Preparing for your retirement years can be a daunting task. Securing your income stream, updating estate planning documents, deciding where to live, and protecting assets you would like to leave to your family are all important actions to complete.

In addition to these, a plan on how to handle a long-term care event should be included on this list. It is estimated that 70% of those aged 65 or older will have long-term care needs during their retirement years. No other event can disrupt a retirement plan more than a long-term care event when no assets have been set aside to deal with this.

Those who have experienced a parent or family member needing either home health care or time in an assisted living facility know that costs can vary widely, but in every case, the costs add up quickly. In the event that a stay in a senior care facility is needed, they will expect to be paid and they have the right to gain access to assets that may have been set aside for other purposes.

Long-term care insurance may be a good way to help protect your assets and estate from such a situation.

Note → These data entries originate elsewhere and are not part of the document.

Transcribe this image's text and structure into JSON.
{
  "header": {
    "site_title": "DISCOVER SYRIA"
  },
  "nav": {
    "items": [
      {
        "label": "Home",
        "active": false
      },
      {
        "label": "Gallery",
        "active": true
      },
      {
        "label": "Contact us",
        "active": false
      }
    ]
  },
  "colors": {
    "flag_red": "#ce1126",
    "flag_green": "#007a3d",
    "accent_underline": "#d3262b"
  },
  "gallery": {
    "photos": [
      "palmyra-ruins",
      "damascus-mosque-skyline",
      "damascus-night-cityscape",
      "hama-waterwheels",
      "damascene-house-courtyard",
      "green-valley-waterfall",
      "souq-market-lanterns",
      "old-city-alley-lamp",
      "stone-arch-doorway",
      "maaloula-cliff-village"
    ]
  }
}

Long-term care insurance policies have evolved over the years. At one time, the market was dominated by policies that we described as “use it or lose it”. In other words, the policyholders would pay premiums each year, often having to accept increases in premiums, until the time came that the policy was needed. But, in the event the policyholder never experienced a long-term care event, the pool of money created within the policy was never accessed. All premium dollars thus ended up in the hands of the insurance company.

Today’s long-term care insurance market is much different. Modern policies offer guarantees to the policyholder and their family that the funds will be used by the family in one form or another and guarantees that pricing will have a set structure. Many of today’s policies:

  • Guarantee a level premium for a set period of years.
  • Guarantee the pool of money that will be available for long-term care if needed.
  • Guarantee a death benefit to be provided to the family if long-term care is not needed.
  • Guarantee that the funds can be recouped if the policyholder decides to cancel the policy.

Funding a long-term care policy should be viewed as a repositioning of a portion of your assets to protect the rest of the assets in the event a home health care or facility care is needed down the road.

Do not let your retirement plan be derailed by a costly long-term care event. If you are in the process of planning for your retirement, call us about your long-term care insurance options today at 844-GANNONS.

Authored By:

Matt Tavani
Matt TavaniRegional Sales Director. Life & Financial Specialist